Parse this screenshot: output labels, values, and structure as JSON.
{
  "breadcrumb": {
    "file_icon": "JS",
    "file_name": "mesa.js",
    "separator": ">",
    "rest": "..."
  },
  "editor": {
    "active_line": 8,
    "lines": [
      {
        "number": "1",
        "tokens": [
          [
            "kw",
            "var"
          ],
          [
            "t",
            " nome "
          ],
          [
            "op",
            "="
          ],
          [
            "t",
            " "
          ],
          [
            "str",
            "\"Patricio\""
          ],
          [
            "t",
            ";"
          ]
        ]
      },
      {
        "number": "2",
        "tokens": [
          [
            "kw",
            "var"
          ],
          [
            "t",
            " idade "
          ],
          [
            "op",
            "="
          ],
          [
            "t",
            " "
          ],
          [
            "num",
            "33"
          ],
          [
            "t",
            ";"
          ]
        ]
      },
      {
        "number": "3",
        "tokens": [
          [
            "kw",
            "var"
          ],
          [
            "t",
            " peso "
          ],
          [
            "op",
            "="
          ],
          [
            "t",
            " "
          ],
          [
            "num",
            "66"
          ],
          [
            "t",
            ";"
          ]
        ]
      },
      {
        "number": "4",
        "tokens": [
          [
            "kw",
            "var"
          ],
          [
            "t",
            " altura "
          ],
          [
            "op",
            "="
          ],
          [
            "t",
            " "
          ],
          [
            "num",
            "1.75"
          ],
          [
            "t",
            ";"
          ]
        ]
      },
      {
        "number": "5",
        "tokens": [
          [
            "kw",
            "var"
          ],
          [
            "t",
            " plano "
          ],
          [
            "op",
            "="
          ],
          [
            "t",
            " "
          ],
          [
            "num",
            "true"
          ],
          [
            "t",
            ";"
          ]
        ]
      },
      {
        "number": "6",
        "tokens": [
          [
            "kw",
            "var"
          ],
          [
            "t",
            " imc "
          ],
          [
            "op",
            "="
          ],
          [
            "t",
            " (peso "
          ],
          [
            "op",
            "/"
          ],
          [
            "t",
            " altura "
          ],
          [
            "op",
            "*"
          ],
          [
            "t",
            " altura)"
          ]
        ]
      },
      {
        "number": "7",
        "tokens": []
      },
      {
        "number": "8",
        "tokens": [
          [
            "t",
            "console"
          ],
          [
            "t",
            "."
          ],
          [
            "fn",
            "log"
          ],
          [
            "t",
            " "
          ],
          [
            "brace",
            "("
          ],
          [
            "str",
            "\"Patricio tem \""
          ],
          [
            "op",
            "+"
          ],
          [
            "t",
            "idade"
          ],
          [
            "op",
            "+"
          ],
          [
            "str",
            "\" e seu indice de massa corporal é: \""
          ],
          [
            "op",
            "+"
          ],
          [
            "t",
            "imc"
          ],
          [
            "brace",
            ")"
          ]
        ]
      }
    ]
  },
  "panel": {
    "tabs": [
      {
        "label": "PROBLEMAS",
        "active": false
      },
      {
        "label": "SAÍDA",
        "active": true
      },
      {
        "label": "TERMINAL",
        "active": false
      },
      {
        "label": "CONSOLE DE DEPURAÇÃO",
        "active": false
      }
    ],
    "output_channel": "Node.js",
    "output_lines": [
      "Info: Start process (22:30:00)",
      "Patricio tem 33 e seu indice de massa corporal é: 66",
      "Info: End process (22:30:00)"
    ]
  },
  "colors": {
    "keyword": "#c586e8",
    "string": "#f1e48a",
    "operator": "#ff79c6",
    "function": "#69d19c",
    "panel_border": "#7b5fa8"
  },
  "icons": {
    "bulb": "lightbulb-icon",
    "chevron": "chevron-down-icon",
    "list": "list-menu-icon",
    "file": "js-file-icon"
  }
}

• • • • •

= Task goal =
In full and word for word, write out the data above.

= Result of the task =
Parse this screenshot: output labels, values, and structure as JSON.
{
  "breadcrumb": {
    "file_icon": "JS",
    "file_name": "mesa.js",
    "separator": ">",
    "rest": "..."
  },
  "editor": {
    "active_line": 8,
    "lines": [
      {
        "number": "1",
        "tokens": [
          [
            "kw",
            "var"
          ],
          [
            "t",
            " nome "
          ],
          [
            "op",
            "="
          ],
          [
            "t",
            " "
          ],
          [
            "str",
            "\"Patricio\""
          ],
          [
            "t",
            ";"
          ]
        ]
      },
      {
        "number": "2",
        "tokens": [
          [
            "kw",
            "var"
          ],
          [
            "t",
            " idade "
          ],
          [
            "op",
            "="
          ],
          [
            "t",
            " "
          ],
          [
            "num",
            "33"
          ],
          [
            "t",
            ";"
          ]
        ]
      },
      {
        "number": "3",
        "tokens": [
          [
            "kw",
            "var"
          ],
          [
            "t",
            " peso "
          ],
          [
            "op",
            "="
          ],
          [
            "t",
            " "
          ],
          [
            "num",
            "66"
          ],
          [
            "t",
            ";"
          ]
        ]
      },
      {
        "number": "4",
        "tokens": [
          [
            "kw",
            "var"
          ],
          [
            "t",
            " altura "
          ],
          [
            "op",
            "="
          ],
          [
            "t",
            " "
          ],
          [
            "num",
            "1.75"
          ],
          [
            "t",
            ";"
          ]
        ]
      },
      {
        "number": "5",
        "tokens": [
          [
            "kw",
            "var"
          ],
          [
            "t",
            " plano "
          ],
          [
            "op",
            "="
          ],
          [
            "t",
            " "
          ],
          [
            "num",
            "true"
          ],
          [
            "t",
            ";"
          ]
        ]
      },
      {
        "number": "6",
        "tokens": [
          [
            "kw",
            "var"
          ],
          [
            "t",
            " imc "
          ],
          [
            "op",
            "="
          ],
          [
            "t",
            " (peso "
          ],
          [
            "op",
            "/"
          ],
          [
            "t",
            " altura "
          ],
          [
            "op",
            "*"
          ],
          [
            "t",
            " altura)"
          ]
        ]
      },
      {
        "number": "7",
        "tokens": []
      },
      {
        "number": "8",
        "tokens": [
          [
            "t",
            "console"
          ],
          [
            "t",
            "."
          ],
          [
            "fn",
            "log"
          ],
          [
            "t",
            " "
          ],
          [
            "brace",
            "("
          ],
          [
            "str",
            "\"Patricio tem \""
          ],
          [
            "op",
            "+"
          ],
          [
            "t",
            "idade"
          ],
          [
            "op",
            "+"
          ],
          [
            "str",
            "\" e seu indice de massa corporal é: \""
          ],
          [
            "op",
            "+"
          ],
          [
            "t",
            "imc"
          ],
          [
            "brace",
            ")"
          ]
        ]
      }
    ]
  },
  "panel": {
    "tabs": [
      {
        "label": "PROBLEMAS",
        "active": false
      },
      {
        "label": "SAÍDA",
        "active": true
      },
      {
        "label": "TERMINAL",
        "active": false
      },
      {
        "label": "CONSOLE DE DEPURAÇÃO",
        "active": false
      }
    ],
    "output_channel": "Node.js",
    "output_lines": [
      "Info: Start process (22:30:00)",
      "Patricio tem 33 e seu indice de massa corporal é: 66",
      "Info: End process (22:30:00)"
    ]
  },
  "colors": {
    "keyword": "#c586e8",
    "string": "#f1e48a",
    "operator": "#ff79c6",
    "function": "#69d19c",
    "panel_border": "#7b5fa8"
  },
  "icons": {
    "bulb": "lightbulb-icon",
    "chevron": "chevron-down-icon",
    "list": "list-menu-icon",
    "file": "js-file-icon"
  }
}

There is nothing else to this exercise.